  37. From Lemma 2 Thus …… Summing all Thus (9b) becomes (9d)

  38. To find upper bound • From (9) • From (9d) (9e) (Move Δ to the left) (ReplaceΣwith 9e)  (10)

  39. v vts(pk1f) τ(A(pk1f)) vts(pk1-1f) t A(pk1f) • To find a lower bound, consider two cases: (1) thus (2) thus Hint: (9x) (9y)

  40. v τ(L(pk2+1f)) τ(t2) τ(L(pk2f))    τ(L(pk1f)) τ(t1) t τ(L(pk1-1f)) t2 L(pk1-1f) t1 L(pk1f) L(pk2f) L(pk2+1f) • (Case 1) • Since no packet departure in [t1, L(pk1f)], thus L(pk1-1f) ≦t1∴

  41. vts(pk2+1f) • From (8) τ(L(pjf)) ≦ vts(pjf)< τ(L(pjf)) +Δ we have vts(pk1-1f) – Δ < τ(L(pk1-1f)) and τ(L(pk2+1f)) ≦ vts(pk2+1f) • Thus becomes τ(L(pk2+1f)) (10x) τ(L(pk1-1f))  (10y) vts(pk1-1f) – Δ (10a) (10b)

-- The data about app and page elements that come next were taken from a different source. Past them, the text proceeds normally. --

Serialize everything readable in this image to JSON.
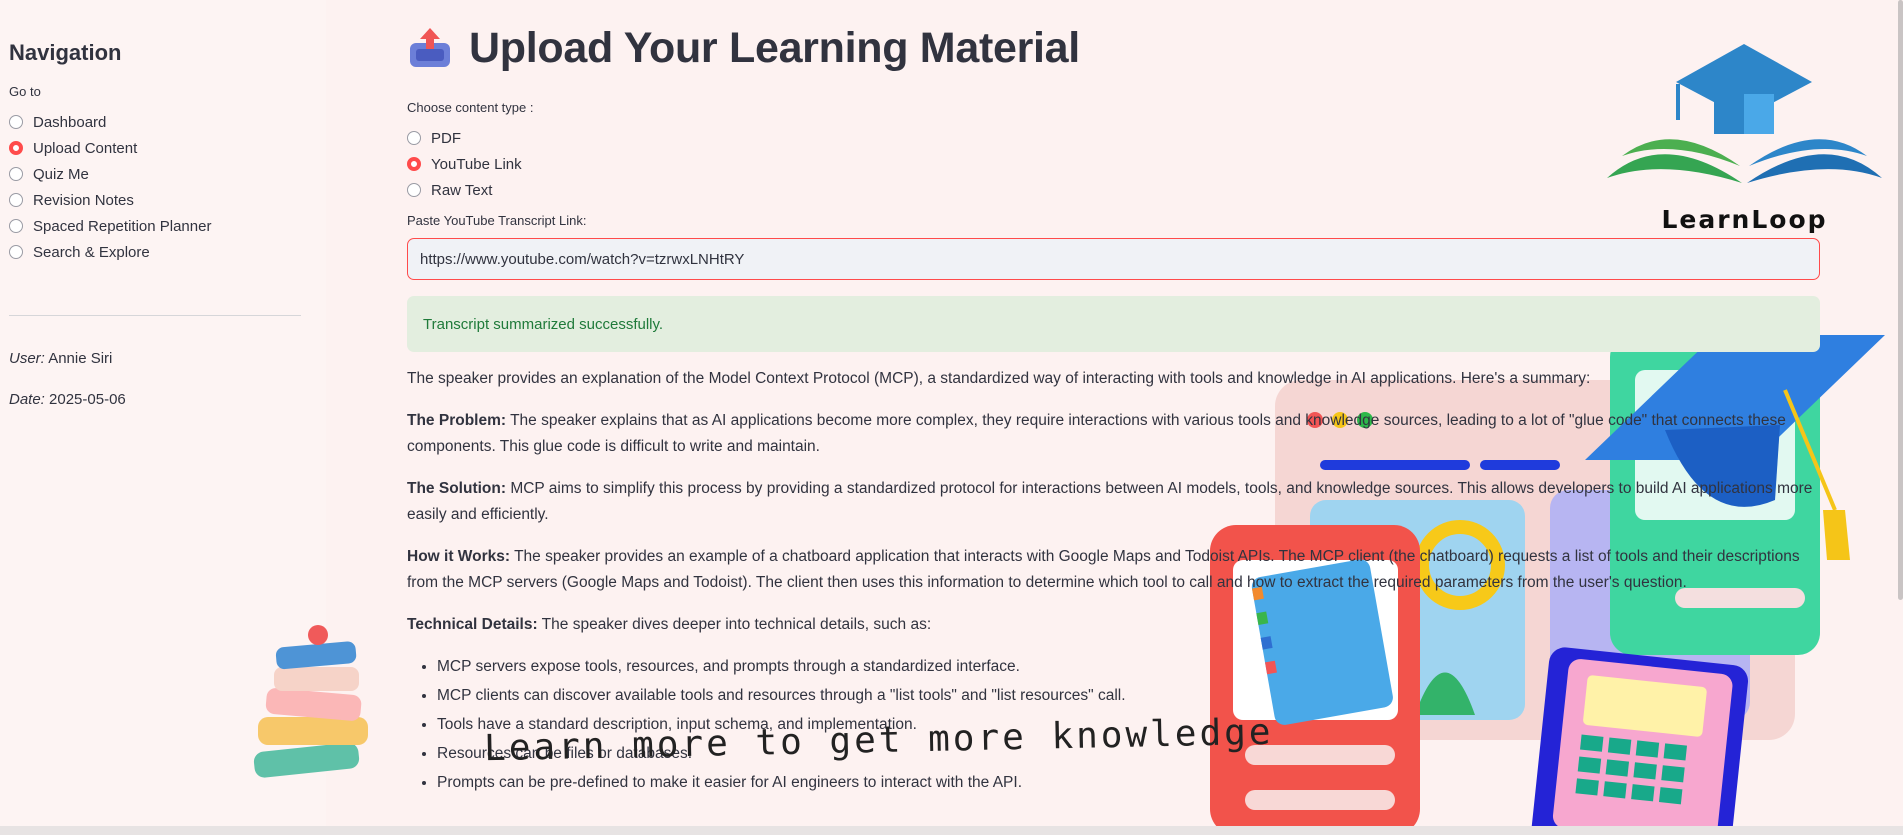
{
  "sidebar": {
    "title": "Navigation",
    "goto_label": "Go to",
    "items": [
      {
        "label": "Dashboard",
        "selected": false
      },
      {
        "label": "Upload Content",
        "selected": true
      },
      {
        "label": "Quiz Me",
        "selected": false
      },
      {
        "label": "Revision Notes",
        "selected": false
      },
      {
        "label": "Spaced Repetition Planner",
        "selected": false
      },
      {
        "label": "Search & Explore",
        "selected": false
      }
    ],
    "user_label": "User:",
    "user_value": "Annie Siri",
    "date_label": "Date:",
    "date_value": "2025-05-06"
  },
  "main": {
    "title": "Upload Your Learning Material",
    "content_type_label": "Choose content type :",
    "content_types": [
      {
        "label": "PDF",
        "selected": false
      },
      {
        "label": "YouTube Link",
        "selected": true
      },
      {
        "label": "Raw Text",
        "selected": false
      }
    ],
    "link_label": "Paste YouTube Transcript Link:",
    "link_value": "https://www.youtube.com/watch?v=tzrwxLNHtRY",
    "success_message": "Transcript summarized successfully.",
    "summary": {
      "intro": "The speaker provides an explanation of the Model Context Protocol (MCP), a standardized way of interacting with tools and knowledge in AI applications. Here's a summary:",
      "problem_title": "The Problem:",
      "problem_text": " The speaker explains that as AI applications become more complex, they require interactions with various tools and knowledge sources, leading to a lot of \"glue code\" that connects these components. This glue code is difficult to write and maintain.",
      "solution_title": "The Solution:",
      "solution_text": " MCP aims to simplify this process by providing a standardized protocol for interactions between AI models, tools, and knowledge sources. This allows developers to build AI applications more easily and efficiently.",
      "how_title": "How it Works:",
      "how_text": " The speaker provides an example of a chatboard application that interacts with Google Maps and Todoist APIs. The MCP client (the chatboard) requests a list of tools and their descriptions from the MCP servers (Google Maps and Todoist). The client then uses this information to determine which tool to call and how to extract the required parameters from the user's question.",
      "tech_title": "Technical Details:",
      "tech_text": " The speaker dives deeper into technical details, such as:",
      "bullets": [
        "MCP servers expose tools, resources, and prompts through a standardized interface.",
        "MCP clients can discover available tools and resources through a \"list tools\" and \"list resources\" call.",
        "Tools have a standard description, input schema, and implementation.",
        "Resources can be files or databases.",
        "Prompts can be pre-defined to make it easier for AI engineers to interact with the API."
      ]
    }
  },
  "decor": {
    "logo_text": "LearnLoop",
    "banner_text": "Learn more to get more knowledge"
  },
  "colors": {
    "accent": "#ff4b4b",
    "background": "#fdf2f1",
    "success_bg": "#e3eedf",
    "success_text": "#1f7a3a"
  }
}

  42. From Lemma 2 Thus …… Summing all Thus (10b) becomes  (10z) (10d)

  43. To find lower bound • From (9) • From (10d) (10e) (Move Δ to the left) (ReplaceΣwith 10e)  (11)

  44. v τ(L(pk2+1f)) τ(t2) τ(L(pk2f))    τ(L(pk1f)) τ(t1) t τ(A(pk1f)) t2 A(pk1f) t1 L(pk1f) L(pk2f) L(pk2+1f) • (Case 2) • Since no packet departure in [t1, L(pk1f)], thus A(pk1f) ≦t1∴

  45. ∵ (10x) ∵ (10z) ∵ (9y) (11a)

  46. (11a)

  47. From (9) • From (11a) • We have • ∵(11) < (12) ∴we take (11) as the lower bound To find lower bound (12)  (11)

  48. From (10) (11) we have (13)

  49. From (13), we have • Thus ( subtracting)  (13)